Dr. Newman has been involved in NASA aircraft field missions since 1987, and has been project or platform scientist for 11 of those missions. These missions have provided crucial information for understanding ozone depletion. Dr. Newman is now the co-project scientist for the Global Hawk Pacific Mission (GloPac, March-April 2010). NASA acquired Global Hawk unmanned aircraft systems (UASs) from the military in 2009, and GloPac was the first mission to use these UASs for scientific research.
Dr. Newman is directing work on understanding the chemistry and physics of the ozone layer. He has written over 135 peer-reviewed publications on stratospheric science and ozone depletion. His work in the 1980s involved documenting the Antarctic ozone hole and understanding its dynamics. His latest modeling work has shown that ozone-depleting substances would have destroyed two-thirds of the ozone layer by 2065 if they had not been regulated by the Montreal Protocol.

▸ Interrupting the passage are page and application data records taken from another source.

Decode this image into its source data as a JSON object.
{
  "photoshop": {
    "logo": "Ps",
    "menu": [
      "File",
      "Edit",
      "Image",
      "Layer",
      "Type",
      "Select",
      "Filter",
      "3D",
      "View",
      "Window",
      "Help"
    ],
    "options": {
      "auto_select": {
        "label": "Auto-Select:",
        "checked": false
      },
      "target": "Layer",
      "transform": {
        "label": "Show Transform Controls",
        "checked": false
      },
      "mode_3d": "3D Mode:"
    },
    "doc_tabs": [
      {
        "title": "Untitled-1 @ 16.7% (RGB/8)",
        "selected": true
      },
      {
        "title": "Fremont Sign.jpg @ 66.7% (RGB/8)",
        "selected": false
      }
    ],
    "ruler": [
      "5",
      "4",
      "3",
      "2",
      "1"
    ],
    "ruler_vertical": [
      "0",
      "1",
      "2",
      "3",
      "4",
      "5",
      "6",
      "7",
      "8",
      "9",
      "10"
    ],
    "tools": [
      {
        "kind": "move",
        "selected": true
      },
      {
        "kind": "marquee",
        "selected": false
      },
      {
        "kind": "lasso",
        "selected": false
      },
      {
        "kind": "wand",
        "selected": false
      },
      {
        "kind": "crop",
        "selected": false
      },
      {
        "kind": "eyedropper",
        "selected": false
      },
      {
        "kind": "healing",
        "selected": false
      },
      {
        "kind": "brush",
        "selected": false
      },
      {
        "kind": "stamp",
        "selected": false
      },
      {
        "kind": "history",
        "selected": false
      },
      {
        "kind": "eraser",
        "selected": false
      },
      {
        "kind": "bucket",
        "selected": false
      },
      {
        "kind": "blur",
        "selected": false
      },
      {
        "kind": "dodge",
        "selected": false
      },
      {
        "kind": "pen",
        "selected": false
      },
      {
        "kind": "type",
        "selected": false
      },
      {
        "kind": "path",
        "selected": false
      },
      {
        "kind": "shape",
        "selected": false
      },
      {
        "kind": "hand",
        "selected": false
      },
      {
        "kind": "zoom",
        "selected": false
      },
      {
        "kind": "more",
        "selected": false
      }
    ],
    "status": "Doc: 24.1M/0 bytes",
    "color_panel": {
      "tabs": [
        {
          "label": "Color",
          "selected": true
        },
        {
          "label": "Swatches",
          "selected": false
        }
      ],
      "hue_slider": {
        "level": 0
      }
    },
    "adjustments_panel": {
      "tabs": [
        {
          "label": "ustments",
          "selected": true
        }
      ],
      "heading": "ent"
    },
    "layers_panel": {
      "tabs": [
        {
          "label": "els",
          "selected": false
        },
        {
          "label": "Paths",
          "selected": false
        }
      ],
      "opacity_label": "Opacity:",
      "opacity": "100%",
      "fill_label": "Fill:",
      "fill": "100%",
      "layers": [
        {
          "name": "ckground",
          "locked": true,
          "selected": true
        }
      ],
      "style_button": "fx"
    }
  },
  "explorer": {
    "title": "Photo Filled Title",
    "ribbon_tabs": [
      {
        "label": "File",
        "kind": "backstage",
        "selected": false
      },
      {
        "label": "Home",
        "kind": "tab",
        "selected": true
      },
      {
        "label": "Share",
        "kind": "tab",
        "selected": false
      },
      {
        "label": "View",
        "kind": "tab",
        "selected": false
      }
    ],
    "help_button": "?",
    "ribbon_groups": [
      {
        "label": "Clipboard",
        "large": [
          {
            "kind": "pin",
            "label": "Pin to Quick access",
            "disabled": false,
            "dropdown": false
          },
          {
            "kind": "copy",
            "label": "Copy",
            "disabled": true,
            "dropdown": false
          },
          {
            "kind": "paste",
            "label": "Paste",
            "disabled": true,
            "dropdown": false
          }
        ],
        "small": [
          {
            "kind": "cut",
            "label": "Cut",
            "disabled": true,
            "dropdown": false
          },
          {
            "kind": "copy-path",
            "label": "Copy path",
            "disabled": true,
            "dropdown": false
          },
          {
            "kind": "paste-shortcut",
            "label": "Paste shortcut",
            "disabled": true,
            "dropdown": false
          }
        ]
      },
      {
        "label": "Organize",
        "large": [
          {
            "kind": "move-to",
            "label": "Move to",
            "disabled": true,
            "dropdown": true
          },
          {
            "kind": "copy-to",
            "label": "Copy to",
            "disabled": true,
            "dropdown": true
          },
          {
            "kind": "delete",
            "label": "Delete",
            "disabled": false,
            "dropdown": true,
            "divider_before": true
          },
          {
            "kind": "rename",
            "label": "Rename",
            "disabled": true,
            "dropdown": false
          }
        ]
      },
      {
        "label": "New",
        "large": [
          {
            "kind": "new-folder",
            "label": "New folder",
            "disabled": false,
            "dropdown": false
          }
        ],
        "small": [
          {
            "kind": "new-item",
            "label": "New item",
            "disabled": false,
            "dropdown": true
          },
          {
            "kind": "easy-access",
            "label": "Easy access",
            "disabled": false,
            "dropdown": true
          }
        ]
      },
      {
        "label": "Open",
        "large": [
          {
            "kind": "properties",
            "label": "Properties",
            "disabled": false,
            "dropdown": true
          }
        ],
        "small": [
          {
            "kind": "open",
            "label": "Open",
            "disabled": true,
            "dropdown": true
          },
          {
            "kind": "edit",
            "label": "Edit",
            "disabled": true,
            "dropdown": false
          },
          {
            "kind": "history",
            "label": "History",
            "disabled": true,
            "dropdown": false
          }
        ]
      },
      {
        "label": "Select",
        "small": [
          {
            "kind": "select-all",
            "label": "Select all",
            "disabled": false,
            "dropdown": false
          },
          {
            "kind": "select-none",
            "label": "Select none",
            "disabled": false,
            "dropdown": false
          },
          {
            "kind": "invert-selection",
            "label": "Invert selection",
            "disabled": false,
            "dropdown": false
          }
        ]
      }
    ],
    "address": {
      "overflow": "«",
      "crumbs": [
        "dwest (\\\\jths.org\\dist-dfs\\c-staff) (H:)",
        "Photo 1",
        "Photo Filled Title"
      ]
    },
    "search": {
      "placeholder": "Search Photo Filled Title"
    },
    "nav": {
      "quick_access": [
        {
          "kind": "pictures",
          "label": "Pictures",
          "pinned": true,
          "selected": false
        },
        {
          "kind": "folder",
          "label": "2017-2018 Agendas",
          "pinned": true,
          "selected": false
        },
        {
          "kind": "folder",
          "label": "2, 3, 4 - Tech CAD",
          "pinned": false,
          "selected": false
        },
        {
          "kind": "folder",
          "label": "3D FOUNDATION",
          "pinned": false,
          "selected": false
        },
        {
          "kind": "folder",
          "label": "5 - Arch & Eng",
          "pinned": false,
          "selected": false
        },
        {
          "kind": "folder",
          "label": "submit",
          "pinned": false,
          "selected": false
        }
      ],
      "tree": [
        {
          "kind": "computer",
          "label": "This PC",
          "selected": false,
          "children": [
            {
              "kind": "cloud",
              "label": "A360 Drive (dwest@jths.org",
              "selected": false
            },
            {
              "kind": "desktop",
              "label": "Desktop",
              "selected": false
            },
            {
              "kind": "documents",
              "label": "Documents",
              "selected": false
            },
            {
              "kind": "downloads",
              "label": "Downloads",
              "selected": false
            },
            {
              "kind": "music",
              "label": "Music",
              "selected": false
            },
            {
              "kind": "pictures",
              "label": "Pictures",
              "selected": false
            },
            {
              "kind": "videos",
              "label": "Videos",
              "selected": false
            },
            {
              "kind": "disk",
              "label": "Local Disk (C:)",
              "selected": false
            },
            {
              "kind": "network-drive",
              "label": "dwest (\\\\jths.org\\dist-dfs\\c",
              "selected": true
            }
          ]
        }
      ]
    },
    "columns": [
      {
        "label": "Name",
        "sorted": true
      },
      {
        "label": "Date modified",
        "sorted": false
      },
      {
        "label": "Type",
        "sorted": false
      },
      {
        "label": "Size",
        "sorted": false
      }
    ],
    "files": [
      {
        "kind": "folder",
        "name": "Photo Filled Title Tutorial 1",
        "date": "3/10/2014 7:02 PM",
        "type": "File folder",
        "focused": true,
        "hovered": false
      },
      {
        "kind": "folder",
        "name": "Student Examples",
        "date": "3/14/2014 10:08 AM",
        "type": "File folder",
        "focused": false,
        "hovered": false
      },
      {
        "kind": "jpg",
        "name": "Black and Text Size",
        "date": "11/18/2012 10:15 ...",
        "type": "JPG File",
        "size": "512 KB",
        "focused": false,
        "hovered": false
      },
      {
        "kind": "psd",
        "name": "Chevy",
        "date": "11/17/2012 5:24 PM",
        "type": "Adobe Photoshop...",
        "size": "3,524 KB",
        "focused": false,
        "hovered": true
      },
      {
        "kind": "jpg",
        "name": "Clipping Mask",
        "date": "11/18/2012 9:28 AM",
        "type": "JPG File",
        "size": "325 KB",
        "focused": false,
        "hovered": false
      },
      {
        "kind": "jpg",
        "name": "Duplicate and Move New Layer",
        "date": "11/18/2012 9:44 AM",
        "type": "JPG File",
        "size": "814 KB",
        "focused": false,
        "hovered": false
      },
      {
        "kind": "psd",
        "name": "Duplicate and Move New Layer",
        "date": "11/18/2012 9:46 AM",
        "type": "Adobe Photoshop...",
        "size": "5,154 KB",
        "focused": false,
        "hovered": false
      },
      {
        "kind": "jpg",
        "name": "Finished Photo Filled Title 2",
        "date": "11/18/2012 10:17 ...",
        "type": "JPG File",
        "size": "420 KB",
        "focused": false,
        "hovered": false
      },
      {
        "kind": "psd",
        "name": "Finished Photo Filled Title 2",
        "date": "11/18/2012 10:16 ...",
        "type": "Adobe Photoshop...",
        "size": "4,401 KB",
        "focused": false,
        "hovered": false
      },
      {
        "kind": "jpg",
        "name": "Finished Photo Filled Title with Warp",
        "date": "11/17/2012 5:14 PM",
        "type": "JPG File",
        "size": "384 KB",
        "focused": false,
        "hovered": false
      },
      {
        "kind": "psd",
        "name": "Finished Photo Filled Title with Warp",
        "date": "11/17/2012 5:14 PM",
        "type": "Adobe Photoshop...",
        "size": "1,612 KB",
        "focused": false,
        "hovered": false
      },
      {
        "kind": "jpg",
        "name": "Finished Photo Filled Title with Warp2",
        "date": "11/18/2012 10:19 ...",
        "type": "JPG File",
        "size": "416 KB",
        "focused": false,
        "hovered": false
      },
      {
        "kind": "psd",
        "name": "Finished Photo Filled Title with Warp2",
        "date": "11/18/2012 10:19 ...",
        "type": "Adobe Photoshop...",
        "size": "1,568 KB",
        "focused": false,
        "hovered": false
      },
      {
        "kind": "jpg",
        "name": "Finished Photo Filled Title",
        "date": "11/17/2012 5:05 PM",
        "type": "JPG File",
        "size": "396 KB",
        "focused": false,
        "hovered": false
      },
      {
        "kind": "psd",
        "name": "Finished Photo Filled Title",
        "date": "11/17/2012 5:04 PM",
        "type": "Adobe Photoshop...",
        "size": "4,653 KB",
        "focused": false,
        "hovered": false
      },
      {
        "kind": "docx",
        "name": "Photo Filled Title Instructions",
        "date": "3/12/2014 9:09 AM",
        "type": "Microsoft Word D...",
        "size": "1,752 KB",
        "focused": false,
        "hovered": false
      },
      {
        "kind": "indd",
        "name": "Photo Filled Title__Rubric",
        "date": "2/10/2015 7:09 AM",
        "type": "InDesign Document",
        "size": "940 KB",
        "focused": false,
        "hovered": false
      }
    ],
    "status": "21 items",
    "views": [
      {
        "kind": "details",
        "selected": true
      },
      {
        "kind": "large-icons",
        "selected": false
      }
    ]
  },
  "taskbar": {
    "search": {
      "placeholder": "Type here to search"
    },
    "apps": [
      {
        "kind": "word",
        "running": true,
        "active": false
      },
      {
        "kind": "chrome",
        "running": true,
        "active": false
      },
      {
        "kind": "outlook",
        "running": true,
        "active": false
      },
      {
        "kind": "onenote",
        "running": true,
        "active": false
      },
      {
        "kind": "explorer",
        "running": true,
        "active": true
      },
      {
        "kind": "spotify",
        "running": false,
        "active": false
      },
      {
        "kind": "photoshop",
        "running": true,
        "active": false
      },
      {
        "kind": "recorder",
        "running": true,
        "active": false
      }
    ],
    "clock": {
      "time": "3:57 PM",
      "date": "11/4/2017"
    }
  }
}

Dr. Newman has been a primary leader in the scientific assessments of stratospheric ozone depletion. These assessments provide the scientific basis for the regulation of ozone-depleting substances under the Montreal Protocol. He co-authored the WMO/UNEP 1988 ozone assessment chapter on temperature trends, co-authored the WMO 1994 ozone assessment chapter on mid-latitude ozone, and reviewed or contributed to the 1989, 1991, 1994, and 1998 WMO/UNEP assessments. Dr. Newman was the lead author on the polar ozone chapter for both the 2002 and 2006 WMO/UNEP assessments. In 2007, he was selected by the signatories to the Montreal Protocol as one of the co-chairs to the Scientific Assessment Panel.